-- Data follows --

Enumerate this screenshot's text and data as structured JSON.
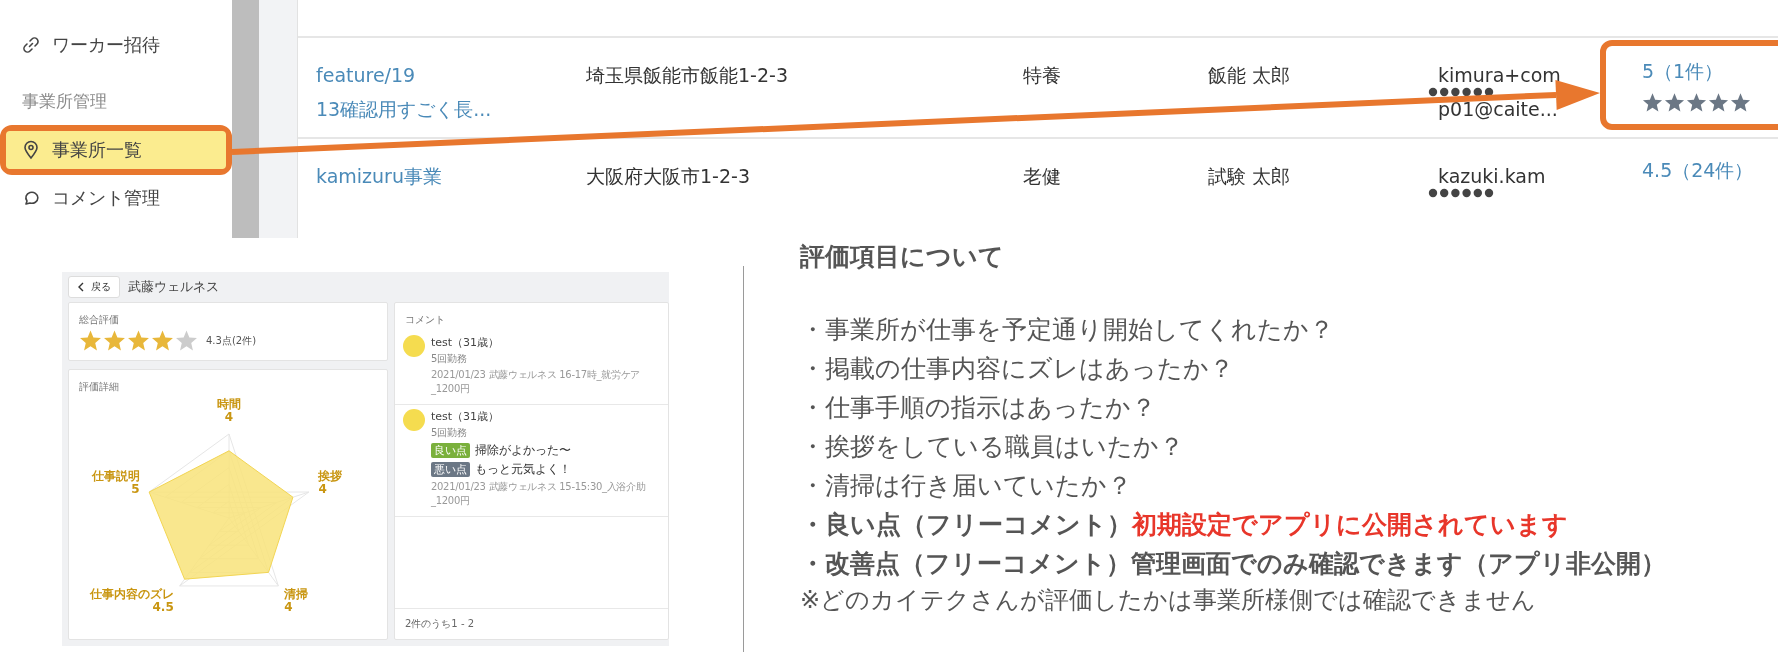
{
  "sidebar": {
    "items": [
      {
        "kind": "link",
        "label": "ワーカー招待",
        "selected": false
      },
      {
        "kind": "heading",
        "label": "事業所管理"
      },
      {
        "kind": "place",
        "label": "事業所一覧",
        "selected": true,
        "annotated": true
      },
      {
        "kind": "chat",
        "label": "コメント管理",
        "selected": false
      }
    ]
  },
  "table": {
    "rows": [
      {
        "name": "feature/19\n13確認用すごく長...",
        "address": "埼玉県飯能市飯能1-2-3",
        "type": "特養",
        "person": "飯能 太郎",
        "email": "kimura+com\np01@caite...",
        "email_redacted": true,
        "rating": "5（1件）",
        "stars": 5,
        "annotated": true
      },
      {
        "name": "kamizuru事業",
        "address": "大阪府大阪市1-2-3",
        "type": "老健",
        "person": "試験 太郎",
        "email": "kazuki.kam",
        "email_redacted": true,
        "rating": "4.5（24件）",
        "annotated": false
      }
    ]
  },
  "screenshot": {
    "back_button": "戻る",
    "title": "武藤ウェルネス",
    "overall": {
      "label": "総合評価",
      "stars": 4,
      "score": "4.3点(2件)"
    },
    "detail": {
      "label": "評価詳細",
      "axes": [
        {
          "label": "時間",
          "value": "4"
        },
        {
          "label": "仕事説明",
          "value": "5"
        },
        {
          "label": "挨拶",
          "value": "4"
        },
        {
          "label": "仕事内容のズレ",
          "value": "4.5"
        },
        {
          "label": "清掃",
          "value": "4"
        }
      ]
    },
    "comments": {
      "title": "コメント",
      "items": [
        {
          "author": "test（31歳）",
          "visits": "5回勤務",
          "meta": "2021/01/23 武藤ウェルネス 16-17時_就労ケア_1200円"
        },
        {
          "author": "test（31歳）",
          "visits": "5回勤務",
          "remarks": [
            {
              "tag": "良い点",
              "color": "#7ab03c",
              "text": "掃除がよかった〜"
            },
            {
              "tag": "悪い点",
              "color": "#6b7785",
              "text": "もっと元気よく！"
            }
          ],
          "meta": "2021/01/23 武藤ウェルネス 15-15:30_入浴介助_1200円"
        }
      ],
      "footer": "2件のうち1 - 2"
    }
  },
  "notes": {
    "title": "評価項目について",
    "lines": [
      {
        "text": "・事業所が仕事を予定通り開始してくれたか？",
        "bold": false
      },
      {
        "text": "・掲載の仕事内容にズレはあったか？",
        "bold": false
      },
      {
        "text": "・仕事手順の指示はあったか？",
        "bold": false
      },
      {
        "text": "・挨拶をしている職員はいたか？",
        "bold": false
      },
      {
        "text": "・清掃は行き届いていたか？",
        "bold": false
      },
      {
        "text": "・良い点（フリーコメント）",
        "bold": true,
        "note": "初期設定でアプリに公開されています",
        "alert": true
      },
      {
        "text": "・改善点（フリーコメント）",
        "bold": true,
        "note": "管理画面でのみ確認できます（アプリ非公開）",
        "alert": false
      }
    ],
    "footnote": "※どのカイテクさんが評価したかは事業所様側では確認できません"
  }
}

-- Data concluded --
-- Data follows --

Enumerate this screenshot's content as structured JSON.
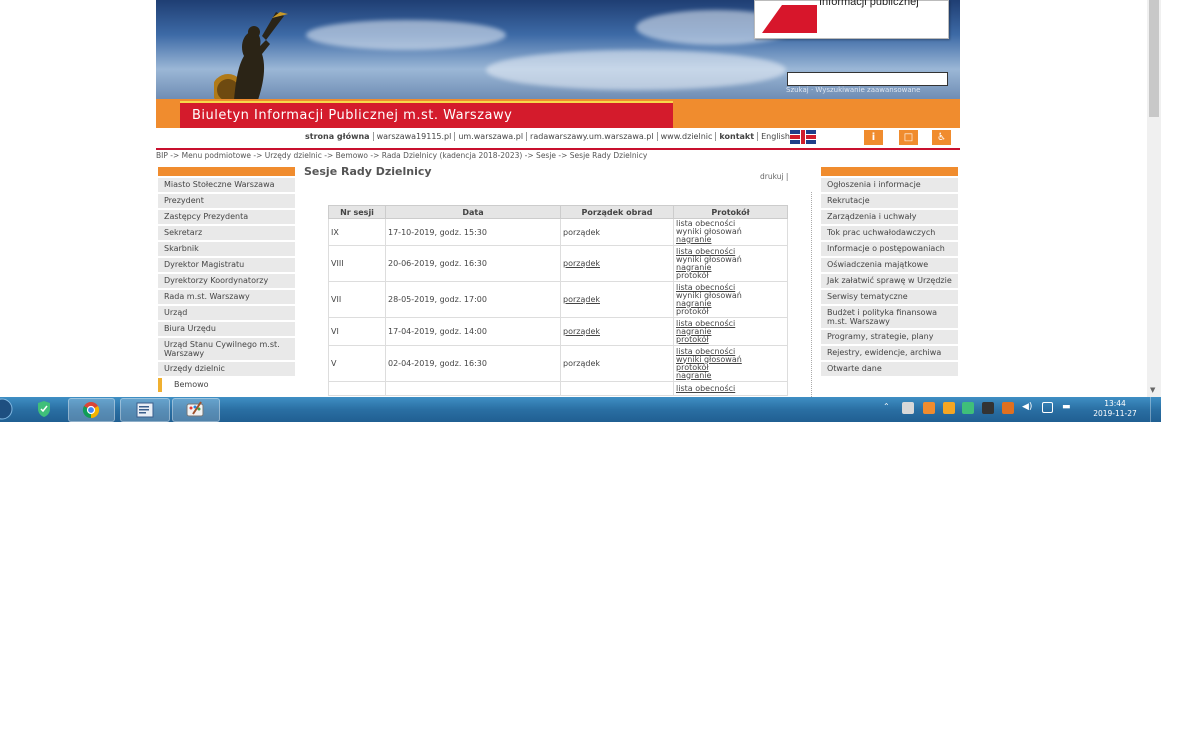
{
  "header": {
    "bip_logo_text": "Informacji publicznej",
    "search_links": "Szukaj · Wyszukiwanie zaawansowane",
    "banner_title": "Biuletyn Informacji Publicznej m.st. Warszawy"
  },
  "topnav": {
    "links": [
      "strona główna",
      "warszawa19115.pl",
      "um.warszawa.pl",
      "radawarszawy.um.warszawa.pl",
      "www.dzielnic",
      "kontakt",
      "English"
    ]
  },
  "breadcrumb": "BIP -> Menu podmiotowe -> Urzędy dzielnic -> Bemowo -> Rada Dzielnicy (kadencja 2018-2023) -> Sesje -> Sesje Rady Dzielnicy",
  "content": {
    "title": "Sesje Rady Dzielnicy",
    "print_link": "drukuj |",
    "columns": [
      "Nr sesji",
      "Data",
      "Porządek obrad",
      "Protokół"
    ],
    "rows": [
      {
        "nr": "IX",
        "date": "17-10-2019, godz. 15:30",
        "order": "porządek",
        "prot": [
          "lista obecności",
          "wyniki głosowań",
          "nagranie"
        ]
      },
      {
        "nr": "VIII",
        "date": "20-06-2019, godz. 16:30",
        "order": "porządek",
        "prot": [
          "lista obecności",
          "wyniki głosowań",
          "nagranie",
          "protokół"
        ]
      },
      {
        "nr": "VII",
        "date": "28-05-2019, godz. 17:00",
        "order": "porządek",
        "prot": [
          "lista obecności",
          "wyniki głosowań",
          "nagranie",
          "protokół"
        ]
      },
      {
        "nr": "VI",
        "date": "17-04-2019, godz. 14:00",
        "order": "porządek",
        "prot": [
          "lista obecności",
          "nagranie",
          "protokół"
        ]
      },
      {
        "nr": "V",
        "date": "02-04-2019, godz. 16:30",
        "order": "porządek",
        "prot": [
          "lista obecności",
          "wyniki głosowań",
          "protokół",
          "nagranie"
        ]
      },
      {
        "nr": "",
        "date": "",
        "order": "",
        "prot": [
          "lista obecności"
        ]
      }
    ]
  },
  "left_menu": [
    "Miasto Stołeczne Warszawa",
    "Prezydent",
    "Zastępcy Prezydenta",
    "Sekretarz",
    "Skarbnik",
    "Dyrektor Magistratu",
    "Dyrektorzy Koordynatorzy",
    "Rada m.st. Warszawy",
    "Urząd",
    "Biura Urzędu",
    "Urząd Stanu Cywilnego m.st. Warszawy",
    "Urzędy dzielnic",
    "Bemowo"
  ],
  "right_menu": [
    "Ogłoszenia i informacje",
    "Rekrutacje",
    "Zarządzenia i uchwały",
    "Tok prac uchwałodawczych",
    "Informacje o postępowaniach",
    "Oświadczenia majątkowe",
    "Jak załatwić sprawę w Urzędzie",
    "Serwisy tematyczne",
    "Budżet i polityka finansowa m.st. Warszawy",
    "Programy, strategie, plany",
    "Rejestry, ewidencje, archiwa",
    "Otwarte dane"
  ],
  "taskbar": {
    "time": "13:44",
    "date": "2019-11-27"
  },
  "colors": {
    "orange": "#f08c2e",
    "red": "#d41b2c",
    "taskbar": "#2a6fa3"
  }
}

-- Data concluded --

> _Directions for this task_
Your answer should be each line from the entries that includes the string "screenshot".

> _Written response_
Enumerate this screenshot's text and data as structured JSON.
  "screenshot": {
Enumerate this screenshot's content as structured JSON.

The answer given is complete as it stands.